We believe, of course, that the eye witness testimony that was preserved over that period of time was eventually deposited in a written form in the Gospels. We believe that the stream of tradition of Jesus that was reliable ended up in Matthew, Mark, Luke, and John. There were other streams less reliable but they didn’t end up in Matthew, Mark, Luke, and John. They ended up in the gospel of Thomas, or the gospel of Peter, and things like that.
Greg: That brings up my last point. I’m thinking, Mike, the core historical material that a lot of people agree on that we mentioned earlier from which one can properly infer the resurrection of Christ as the best explanation for the empty tomb. The appearances or what the Apostles took to be appearances to them. These aren’t hallucinations. None of those other explanations seem to work. The best explanation for the way things came down was that Jesus actually did rise from the dead.

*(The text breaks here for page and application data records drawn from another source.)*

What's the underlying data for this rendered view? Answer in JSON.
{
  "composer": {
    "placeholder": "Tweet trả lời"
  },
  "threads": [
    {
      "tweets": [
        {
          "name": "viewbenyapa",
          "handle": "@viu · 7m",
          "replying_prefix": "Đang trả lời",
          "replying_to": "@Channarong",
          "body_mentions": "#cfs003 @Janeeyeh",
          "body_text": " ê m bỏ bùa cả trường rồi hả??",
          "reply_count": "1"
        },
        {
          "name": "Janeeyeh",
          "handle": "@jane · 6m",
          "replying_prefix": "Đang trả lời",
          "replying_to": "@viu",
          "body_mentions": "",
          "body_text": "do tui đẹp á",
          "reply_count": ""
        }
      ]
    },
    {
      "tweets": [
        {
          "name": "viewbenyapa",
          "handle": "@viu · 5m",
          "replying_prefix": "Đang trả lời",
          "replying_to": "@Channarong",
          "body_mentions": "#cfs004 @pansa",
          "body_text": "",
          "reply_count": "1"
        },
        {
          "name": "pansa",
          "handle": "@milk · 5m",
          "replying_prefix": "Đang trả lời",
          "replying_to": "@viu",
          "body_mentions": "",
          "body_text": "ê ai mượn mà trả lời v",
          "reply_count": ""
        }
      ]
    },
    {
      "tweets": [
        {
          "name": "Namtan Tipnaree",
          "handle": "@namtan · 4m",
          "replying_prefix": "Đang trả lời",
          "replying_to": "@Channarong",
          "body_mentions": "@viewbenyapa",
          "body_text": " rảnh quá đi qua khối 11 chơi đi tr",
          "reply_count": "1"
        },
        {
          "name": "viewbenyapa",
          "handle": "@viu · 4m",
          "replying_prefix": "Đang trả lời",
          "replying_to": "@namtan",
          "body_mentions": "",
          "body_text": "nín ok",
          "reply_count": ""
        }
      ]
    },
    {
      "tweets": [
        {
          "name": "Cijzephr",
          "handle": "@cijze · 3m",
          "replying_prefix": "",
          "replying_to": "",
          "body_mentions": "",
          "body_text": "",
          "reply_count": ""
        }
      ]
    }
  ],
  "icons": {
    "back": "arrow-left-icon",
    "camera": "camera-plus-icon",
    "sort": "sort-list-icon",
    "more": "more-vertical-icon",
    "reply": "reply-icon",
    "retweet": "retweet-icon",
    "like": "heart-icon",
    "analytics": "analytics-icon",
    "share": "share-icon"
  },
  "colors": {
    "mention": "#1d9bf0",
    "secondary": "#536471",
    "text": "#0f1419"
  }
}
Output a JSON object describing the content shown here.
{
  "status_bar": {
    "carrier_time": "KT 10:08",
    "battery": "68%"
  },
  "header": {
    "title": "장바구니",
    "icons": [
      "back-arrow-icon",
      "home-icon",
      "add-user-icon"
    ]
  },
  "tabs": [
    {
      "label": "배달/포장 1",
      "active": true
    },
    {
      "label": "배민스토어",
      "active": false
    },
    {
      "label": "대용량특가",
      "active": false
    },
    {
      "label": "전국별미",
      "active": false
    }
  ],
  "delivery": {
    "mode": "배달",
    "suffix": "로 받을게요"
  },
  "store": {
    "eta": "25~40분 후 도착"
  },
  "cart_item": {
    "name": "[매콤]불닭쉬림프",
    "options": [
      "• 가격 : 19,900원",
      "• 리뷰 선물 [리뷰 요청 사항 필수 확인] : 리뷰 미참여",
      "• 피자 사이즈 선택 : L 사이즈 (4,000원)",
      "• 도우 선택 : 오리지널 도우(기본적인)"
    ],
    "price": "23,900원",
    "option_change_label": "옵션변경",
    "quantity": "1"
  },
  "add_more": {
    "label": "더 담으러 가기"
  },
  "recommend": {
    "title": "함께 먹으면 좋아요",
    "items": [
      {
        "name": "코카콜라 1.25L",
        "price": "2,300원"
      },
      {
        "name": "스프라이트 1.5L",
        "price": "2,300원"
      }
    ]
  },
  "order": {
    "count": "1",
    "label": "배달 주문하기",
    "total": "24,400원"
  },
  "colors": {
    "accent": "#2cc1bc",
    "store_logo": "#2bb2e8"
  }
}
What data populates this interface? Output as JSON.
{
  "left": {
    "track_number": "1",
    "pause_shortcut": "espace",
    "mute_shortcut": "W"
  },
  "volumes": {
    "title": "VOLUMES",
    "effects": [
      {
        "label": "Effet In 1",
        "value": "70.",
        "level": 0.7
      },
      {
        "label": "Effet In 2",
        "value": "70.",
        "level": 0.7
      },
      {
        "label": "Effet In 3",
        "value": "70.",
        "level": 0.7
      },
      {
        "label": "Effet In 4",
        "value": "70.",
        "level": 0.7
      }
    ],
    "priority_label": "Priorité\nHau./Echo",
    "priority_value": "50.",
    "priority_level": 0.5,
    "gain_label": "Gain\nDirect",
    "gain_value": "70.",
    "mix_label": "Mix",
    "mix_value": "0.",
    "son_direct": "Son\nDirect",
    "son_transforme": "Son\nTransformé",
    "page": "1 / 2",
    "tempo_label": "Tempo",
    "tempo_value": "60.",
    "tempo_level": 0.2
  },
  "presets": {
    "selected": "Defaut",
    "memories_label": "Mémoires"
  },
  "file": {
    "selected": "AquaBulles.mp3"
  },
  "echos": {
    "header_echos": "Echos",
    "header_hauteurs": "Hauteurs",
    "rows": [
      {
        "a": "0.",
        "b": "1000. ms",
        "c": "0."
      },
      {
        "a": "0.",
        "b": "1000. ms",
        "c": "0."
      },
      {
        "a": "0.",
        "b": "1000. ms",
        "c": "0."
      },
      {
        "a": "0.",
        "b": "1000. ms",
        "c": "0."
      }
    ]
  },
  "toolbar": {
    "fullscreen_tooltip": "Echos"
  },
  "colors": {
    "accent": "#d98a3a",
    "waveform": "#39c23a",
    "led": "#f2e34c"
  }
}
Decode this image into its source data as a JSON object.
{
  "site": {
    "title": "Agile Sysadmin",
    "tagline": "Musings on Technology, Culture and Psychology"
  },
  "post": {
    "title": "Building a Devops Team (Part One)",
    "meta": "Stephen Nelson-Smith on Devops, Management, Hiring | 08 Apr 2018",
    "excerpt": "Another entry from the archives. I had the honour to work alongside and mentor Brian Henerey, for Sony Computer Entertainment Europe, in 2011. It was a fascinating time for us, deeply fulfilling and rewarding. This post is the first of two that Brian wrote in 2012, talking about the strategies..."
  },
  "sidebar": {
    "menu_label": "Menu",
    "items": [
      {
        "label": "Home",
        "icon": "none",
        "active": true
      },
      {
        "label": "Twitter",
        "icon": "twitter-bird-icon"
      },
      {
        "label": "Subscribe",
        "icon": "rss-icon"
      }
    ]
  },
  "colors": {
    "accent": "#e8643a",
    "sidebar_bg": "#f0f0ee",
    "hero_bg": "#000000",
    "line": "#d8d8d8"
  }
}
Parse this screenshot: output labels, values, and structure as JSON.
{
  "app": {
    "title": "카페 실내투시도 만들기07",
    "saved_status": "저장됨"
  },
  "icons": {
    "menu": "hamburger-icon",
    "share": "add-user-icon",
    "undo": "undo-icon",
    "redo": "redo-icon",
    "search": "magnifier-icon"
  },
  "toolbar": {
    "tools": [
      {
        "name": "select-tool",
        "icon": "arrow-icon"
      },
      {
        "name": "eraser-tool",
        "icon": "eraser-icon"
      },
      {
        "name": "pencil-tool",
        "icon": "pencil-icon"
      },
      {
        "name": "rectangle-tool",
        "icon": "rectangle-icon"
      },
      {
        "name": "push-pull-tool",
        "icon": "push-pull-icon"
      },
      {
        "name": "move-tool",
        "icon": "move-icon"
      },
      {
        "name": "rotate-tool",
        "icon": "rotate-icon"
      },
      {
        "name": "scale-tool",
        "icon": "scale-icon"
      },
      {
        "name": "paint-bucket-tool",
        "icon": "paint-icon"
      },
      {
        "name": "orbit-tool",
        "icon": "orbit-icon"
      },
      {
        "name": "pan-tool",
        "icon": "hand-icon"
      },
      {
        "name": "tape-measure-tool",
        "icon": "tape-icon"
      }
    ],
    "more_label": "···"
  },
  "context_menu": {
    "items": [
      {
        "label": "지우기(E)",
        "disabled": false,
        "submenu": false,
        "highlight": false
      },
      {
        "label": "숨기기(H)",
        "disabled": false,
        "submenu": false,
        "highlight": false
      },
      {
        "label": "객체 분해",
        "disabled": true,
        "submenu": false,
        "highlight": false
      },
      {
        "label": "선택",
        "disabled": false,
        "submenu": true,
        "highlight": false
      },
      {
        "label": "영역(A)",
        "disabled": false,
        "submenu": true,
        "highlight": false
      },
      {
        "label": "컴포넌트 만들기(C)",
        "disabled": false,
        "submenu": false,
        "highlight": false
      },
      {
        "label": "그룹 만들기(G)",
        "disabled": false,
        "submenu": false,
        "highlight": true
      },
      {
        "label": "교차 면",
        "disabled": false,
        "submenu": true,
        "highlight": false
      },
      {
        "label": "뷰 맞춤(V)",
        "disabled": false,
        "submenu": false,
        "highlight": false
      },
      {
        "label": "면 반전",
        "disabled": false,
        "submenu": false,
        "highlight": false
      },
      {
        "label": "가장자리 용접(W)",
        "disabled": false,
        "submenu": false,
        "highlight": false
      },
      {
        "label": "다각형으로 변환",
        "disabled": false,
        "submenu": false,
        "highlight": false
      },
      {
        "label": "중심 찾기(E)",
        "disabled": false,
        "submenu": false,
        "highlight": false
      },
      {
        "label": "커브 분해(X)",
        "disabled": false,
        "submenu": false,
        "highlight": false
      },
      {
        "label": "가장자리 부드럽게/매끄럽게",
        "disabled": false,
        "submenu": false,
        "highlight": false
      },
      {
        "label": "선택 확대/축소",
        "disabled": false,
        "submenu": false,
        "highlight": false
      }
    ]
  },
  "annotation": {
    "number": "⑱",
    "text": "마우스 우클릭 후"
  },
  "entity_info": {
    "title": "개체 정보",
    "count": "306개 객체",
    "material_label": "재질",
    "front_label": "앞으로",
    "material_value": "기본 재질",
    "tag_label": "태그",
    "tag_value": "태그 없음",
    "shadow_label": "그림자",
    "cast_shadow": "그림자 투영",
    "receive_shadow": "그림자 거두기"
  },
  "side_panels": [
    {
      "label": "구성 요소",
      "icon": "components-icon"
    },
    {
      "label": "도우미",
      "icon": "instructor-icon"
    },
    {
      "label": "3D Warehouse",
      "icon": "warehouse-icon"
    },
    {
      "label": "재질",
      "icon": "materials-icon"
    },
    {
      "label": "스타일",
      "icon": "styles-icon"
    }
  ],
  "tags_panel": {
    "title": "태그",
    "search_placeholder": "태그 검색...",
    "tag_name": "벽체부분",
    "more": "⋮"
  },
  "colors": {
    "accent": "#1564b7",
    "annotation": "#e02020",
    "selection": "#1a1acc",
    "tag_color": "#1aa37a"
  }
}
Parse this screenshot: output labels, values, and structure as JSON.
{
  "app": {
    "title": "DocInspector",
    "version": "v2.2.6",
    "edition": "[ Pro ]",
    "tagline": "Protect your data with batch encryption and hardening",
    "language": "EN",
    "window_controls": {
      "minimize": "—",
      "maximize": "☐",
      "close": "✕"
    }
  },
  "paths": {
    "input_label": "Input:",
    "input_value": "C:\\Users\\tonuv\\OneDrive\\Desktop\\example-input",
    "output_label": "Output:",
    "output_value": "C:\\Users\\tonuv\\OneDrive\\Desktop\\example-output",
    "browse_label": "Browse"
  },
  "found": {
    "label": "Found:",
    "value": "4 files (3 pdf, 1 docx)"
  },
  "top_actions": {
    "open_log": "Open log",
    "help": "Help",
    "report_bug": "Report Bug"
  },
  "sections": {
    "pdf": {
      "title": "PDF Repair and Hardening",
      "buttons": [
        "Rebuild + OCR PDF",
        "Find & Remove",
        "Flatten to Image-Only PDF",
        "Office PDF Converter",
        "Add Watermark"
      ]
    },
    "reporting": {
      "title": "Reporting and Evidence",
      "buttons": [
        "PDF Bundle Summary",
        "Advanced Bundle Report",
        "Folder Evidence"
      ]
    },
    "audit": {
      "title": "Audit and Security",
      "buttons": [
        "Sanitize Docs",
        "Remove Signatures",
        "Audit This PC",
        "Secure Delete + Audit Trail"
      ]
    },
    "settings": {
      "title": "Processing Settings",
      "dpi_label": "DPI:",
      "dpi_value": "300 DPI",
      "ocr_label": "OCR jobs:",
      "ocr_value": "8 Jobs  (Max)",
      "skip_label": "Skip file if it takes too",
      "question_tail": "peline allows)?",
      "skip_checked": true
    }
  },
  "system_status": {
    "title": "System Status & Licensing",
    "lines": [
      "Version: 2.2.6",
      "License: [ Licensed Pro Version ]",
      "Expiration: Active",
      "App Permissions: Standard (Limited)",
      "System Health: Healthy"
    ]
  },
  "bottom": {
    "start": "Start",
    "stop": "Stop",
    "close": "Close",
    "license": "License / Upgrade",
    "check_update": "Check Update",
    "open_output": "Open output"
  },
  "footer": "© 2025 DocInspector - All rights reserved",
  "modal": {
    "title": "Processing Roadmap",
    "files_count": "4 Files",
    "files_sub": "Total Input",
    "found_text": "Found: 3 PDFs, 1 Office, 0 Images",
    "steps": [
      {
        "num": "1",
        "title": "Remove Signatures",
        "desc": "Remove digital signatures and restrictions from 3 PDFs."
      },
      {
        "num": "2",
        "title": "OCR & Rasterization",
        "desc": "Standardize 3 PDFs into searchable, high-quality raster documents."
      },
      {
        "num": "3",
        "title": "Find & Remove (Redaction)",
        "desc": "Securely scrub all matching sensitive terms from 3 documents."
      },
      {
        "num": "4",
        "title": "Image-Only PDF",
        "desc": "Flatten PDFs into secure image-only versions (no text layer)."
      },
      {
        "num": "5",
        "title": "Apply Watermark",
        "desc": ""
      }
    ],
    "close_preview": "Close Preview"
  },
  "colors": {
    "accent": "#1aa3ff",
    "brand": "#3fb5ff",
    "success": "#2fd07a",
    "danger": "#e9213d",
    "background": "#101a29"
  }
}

Now, if we can infer that from these basic historical details, forget about all the other details that Bart Ehrman may raise questions about. If we can infer that from the very core historical details, then that means that Christ did in fact rise from the dead, as Paul says earlier in Romans and in Galatians, both early books. You have a high Christology right out of the gate, but you also have a Jesus who is the resurrected Messiah, the Christ, the Son of God. It seems to me, in light of what Jesus told the disciples in the upper room about how they are going to have the Spirit and they are going to be able to draw from their memories all the things they told him. That adds a supernatural element that is a huge player in the preserving of the original text.
Michael Kruger: I think you’re right, there is sort of an apologetic strategy which is look, if you get tired of getting tangled up in the Bart Ehrman’s discussions about the reliability of all the details of the Gospels, all you’ve got to do is go back to the place like 1 Corinthians 15 and realize the evidence of the resurrection predates that and is quite reliable. And if Jesus rose from the dead, then everything else follows from that.
Greg: That’s right.
Michael Kruger: I think that’s a good argument to make. I think you can help people see that, Look, let’s just focus on the resurrection here. Plausible.
Greg: Thanks, Mike, once again for giving us your expertise on this. Dr. Michael Kruger, author of the Question of Canon and The Heresy of Orthodoxy, both I recommend. Why don’t you give us the title of your new book you are working on since the subtitle of it is really long?
Michael Kruger: The book I’m working on now is called Christianity in the Second Century. Thankfully at this point it has no subtitle, but I’m exploring Christianity during the second century and I cover a lot of material we discussed here.
Greg: Thank you so much, Mike, for your time. I really appreciate it. We’ll talk again.
Michael Kruger: Thanks, Greg, great to be with you.